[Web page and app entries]
───

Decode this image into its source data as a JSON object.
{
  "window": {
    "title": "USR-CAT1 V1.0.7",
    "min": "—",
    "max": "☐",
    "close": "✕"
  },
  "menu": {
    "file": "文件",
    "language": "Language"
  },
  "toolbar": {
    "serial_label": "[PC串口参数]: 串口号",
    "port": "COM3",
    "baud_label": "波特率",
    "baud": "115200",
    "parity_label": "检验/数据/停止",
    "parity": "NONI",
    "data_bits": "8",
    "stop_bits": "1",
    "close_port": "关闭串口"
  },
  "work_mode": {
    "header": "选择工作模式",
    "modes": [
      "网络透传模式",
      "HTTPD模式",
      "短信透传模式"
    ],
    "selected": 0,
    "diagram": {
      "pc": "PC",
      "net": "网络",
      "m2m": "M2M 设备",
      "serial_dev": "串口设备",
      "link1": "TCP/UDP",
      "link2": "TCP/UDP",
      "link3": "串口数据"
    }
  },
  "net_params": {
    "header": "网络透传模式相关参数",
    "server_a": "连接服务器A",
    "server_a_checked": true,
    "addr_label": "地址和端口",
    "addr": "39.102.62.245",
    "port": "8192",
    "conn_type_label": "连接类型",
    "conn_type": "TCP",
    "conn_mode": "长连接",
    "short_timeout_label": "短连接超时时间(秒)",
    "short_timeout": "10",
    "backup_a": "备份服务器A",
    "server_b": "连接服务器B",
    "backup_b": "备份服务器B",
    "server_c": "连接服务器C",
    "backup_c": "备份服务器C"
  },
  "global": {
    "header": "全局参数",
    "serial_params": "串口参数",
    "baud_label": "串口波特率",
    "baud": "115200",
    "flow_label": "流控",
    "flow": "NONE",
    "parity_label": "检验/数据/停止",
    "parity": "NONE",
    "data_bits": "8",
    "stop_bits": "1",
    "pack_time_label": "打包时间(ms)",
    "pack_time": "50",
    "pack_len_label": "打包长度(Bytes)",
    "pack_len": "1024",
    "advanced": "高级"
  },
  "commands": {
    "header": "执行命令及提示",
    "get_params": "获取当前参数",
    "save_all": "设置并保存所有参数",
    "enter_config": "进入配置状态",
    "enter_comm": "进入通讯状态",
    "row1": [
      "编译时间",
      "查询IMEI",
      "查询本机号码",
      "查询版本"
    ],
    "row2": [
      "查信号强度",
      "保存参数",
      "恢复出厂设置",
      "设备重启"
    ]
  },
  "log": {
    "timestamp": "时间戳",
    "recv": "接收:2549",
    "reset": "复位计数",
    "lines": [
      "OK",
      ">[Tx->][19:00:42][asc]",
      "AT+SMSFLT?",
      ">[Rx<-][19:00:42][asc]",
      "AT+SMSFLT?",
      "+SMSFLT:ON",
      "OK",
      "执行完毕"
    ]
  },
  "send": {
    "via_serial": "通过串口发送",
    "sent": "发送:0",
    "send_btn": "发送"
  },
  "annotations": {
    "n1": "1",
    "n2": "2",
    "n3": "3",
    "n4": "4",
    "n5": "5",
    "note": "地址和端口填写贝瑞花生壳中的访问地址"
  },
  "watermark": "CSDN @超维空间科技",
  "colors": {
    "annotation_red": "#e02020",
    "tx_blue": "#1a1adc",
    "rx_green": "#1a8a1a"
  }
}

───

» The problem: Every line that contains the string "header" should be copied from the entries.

» Output for this exercise:
    "header": "选择工作模式",
    "header": "网络透传模式相关参数",
    "header": "全局参数",
    "header": "执行命令及提示",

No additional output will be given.